◆ GOAL OF THE EXERCISE:
Whatever the records below hold, copy it all out exactly.

◆ MATERIAL TO PROCESS:
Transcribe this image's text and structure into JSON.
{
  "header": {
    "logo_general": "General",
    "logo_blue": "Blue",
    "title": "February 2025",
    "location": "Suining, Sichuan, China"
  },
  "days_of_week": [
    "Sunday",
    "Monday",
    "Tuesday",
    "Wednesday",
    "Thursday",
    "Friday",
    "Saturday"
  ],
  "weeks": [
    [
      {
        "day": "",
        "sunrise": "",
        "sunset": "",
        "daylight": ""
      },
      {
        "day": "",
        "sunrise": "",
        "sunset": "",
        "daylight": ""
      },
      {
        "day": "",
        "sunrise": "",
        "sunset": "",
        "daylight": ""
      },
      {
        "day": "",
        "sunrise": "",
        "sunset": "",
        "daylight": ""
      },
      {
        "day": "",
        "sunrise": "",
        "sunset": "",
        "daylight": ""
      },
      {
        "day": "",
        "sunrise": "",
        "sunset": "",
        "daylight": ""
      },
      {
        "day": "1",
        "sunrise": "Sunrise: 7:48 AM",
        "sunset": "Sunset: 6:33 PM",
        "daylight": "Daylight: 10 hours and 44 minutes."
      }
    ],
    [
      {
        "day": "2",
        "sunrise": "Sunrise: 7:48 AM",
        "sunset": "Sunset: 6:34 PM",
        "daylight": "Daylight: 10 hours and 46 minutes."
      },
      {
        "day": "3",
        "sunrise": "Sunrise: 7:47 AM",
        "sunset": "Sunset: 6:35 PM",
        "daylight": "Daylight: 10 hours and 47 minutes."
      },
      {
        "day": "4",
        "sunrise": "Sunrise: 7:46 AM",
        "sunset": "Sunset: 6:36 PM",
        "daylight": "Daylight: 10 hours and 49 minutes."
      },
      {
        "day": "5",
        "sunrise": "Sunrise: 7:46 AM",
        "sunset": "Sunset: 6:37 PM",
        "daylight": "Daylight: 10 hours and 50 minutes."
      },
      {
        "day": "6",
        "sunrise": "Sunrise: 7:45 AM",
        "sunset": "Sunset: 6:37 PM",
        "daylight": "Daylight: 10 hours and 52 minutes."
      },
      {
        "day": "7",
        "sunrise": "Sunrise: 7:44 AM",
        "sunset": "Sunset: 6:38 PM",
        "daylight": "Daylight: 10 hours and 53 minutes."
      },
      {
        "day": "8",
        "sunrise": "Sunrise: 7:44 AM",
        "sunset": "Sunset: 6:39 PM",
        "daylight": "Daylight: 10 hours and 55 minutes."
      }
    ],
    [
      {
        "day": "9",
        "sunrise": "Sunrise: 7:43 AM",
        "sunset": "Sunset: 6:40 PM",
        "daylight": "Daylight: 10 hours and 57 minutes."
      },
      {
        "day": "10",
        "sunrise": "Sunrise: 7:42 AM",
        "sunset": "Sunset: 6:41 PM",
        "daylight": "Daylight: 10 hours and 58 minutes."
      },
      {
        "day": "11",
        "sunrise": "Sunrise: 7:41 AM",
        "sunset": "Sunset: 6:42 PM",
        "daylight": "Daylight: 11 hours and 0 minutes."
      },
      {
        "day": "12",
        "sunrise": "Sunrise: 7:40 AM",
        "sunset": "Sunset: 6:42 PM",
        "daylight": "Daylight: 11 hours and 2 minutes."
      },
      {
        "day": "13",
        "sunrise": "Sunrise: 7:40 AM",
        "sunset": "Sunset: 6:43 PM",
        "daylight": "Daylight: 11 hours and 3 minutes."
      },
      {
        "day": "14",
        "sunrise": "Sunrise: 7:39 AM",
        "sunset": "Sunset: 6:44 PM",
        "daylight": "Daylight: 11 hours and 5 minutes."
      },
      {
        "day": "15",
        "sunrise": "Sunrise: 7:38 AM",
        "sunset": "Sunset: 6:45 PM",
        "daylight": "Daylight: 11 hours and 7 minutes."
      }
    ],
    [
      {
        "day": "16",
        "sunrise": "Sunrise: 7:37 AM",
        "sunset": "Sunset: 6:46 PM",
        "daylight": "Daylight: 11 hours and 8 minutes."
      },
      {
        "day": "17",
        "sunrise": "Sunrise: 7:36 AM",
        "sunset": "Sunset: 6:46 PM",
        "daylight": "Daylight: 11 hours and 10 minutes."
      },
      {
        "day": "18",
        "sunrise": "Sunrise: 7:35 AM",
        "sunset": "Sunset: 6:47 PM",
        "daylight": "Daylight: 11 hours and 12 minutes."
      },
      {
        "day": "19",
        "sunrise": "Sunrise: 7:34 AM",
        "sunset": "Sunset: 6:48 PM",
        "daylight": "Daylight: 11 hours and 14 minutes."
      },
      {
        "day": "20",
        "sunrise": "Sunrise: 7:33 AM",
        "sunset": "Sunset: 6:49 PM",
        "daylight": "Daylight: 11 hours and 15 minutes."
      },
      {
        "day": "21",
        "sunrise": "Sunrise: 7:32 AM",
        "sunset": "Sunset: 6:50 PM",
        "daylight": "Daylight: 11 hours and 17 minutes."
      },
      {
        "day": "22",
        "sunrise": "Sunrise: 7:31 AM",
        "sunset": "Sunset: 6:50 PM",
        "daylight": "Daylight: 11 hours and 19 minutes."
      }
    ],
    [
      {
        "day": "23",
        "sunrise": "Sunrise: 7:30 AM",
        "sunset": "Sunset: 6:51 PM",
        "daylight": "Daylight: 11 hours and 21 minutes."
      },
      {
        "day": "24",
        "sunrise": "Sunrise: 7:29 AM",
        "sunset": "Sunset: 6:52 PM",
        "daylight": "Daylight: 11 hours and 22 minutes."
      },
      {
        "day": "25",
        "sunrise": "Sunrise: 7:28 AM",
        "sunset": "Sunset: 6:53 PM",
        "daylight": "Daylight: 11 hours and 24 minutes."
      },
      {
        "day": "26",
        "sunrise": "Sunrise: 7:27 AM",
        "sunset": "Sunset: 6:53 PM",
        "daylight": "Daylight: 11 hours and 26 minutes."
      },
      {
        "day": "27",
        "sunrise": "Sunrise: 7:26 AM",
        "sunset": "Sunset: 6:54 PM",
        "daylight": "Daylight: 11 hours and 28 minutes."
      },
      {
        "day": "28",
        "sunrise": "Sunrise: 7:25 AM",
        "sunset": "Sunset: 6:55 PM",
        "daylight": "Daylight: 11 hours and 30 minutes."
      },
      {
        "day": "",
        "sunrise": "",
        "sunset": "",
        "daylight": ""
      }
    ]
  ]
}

◆ ANSWER AREA:
Transcribe this image's text and structure into JSON.
{
  "header": {
    "logo_general": "General",
    "logo_blue": "Blue",
    "title": "February 2025",
    "location": "Suining, Sichuan, China"
  },
  "days_of_week": [
    "Sunday",
    "Monday",
    "Tuesday",
    "Wednesday",
    "Thursday",
    "Friday",
    "Saturday"
  ],
  "weeks": [
    [
      {
        "day": "",
        "sunrise": "",
        "sunset": "",
        "daylight": ""
      },
      {
        "day": "",
        "sunrise": "",
        "sunset": "",
        "daylight": ""
      },
      {
        "day": "",
        "sunrise": "",
        "sunset": "",
        "daylight": ""
      },
      {
        "day": "",
        "sunrise": "",
        "sunset": "",
        "daylight": ""
      },
      {
        "day": "",
        "sunrise": "",
        "sunset": "",
        "daylight": ""
      },
      {
        "day": "",
        "sunrise": "",
        "sunset": "",
        "daylight": ""
      },
      {
        "day": "1",
        "sunrise": "Sunrise: 7:48 AM",
        "sunset": "Sunset: 6:33 PM",
        "daylight": "Daylight: 10 hours and 44 minutes."
      }
    ],
    [
      {
        "day": "2",
        "sunrise": "Sunrise: 7:48 AM",
        "sunset": "Sunset: 6:34 PM",
        "daylight": "Daylight: 10 hours and 46 minutes."
      },
      {
        "day": "3",
        "sunrise": "Sunrise: 7:47 AM",
        "sunset": "Sunset: 6:35 PM",
        "daylight": "Daylight: 10 hours and 47 minutes."
      },
      {
        "day": "4",
        "sunrise": "Sunrise: 7:46 AM",
        "sunset": "Sunset: 6:36 PM",
        "daylight": "Daylight: 10 hours and 49 minutes."
      },
      {
        "day": "5",
        "sunrise": "Sunrise: 7:46 AM",
        "sunset": "Sunset: 6:37 PM",
        "daylight": "Daylight: 10 hours and 50 minutes."
      },
      {
        "day": "6",
        "sunrise": "Sunrise: 7:45 AM",
        "sunset": "Sunset: 6:37 PM",
        "daylight": "Daylight: 10 hours and 52 minutes."
      },
      {
        "day": "7",
        "sunrise": "Sunrise: 7:44 AM",
        "sunset": "Sunset: 6:38 PM",
        "daylight": "Daylight: 10 hours and 53 minutes."
      },
      {
        "day": "8",
        "sunrise": "Sunrise: 7:44 AM",
        "sunset": "Sunset: 6:39 PM",
        "daylight": "Daylight: 10 hours and 55 minutes."
      }
    ],
    [
      {
        "day": "9",
        "sunrise": "Sunrise: 7:43 AM",
        "sunset": "Sunset: 6:40 PM",
        "daylight": "Daylight: 10 hours and 57 minutes."
      },
      {
        "day": "10",
        "sunrise": "Sunrise: 7:42 AM",
        "sunset": "Sunset: 6:41 PM",
        "daylight": "Daylight: 10 hours and 58 minutes."
      },
      {
        "day": "11",
        "sunrise": "Sunrise: 7:41 AM",
        "sunset": "Sunset: 6:42 PM",
        "daylight": "Daylight: 11 hours and 0 minutes."
      },
      {
        "day": "12",
        "sunrise": "Sunrise: 7:40 AM",
        "sunset": "Sunset: 6:42 PM",
        "daylight": "Daylight: 11 hours and 2 minutes."
      },
      {
        "day": "13",
        "sunrise": "Sunrise: 7:40 AM",
        "sunset": "Sunset: 6:43 PM",
        "daylight": "Daylight: 11 hours and 3 minutes."
      },
      {
        "day": "14",
        "sunrise": "Sunrise: 7:39 AM",
        "sunset": "Sunset: 6:44 PM",
        "daylight": "Daylight: 11 hours and 5 minutes."
      },
      {
        "day": "15",
        "sunrise": "Sunrise: 7:38 AM",
        "sunset": "Sunset: 6:45 PM",
        "daylight": "Daylight: 11 hours and 7 minutes."
      }
    ],
    [
      {
        "day": "16",
        "sunrise": "Sunrise: 7:37 AM",
        "sunset": "Sunset: 6:46 PM",
        "daylight": "Daylight: 11 hours and 8 minutes."
      },
      {
        "day": "17",
        "sunrise": "Sunrise: 7:36 AM",
        "sunset": "Sunset: 6:46 PM",
        "daylight": "Daylight: 11 hours and 10 minutes."
      },
      {
        "day": "18",
        "sunrise": "Sunrise: 7:35 AM",
        "sunset": "Sunset: 6:47 PM",
        "daylight": "Daylight: 11 hours and 12 minutes."
      },
      {
        "day": "19",
        "sunrise": "Sunrise: 7:34 AM",
        "sunset": "Sunset: 6:48 PM",
        "daylight": "Daylight: 11 hours and 14 minutes."
      },
      {
        "day": "20",
        "sunrise": "Sunrise: 7:33 AM",
        "sunset": "Sunset: 6:49 PM",
        "daylight": "Daylight: 11 hours and 15 minutes."
      },
      {
        "day": "21",
        "sunrise": "Sunrise: 7:32 AM",
        "sunset": "Sunset: 6:50 PM",
        "daylight": "Daylight: 11 hours and 17 minutes."
      },
      {
        "day": "22",
        "sunrise": "Sunrise: 7:31 AM",
        "sunset": "Sunset: 6:50 PM",
        "daylight": "Daylight: 11 hours and 19 minutes."
      }
    ],
    [
      {
        "day": "23",
        "sunrise": "Sunrise: 7:30 AM",
        "sunset": "Sunset: 6:51 PM",
        "daylight": "Daylight: 11 hours and 21 minutes."
      },
      {
        "day": "24",
        "sunrise": "Sunrise: 7:29 AM",
        "sunset": "Sunset: 6:52 PM",
        "daylight": "Daylight: 11 hours and 22 minutes."
      },
      {
        "day": "25",
        "sunrise": "Sunrise: 7:28 AM",
        "sunset": "Sunset: 6:53 PM",
        "daylight": "Daylight: 11 hours and 24 minutes."
      },
      {
        "day": "26",
        "sunrise": "Sunrise: 7:27 AM",
        "sunset": "Sunset: 6:53 PM",
        "daylight": "Daylight: 11 hours and 26 minutes."
      },
      {
        "day": "27",
        "sunrise": "Sunrise: 7:26 AM",
        "sunset": "Sunset: 6:54 PM",
        "daylight": "Daylight: 11 hours and 28 minutes."
      },
      {
        "day": "28",
        "sunrise": "Sunrise: 7:25 AM",
        "sunset": "Sunset: 6:55 PM",
        "daylight": "Daylight: 11 hours and 30 minutes."
      },
      {
        "day": "",
        "sunrise": "",
        "sunset": "",
        "daylight": ""
      }
    ]
  ]
}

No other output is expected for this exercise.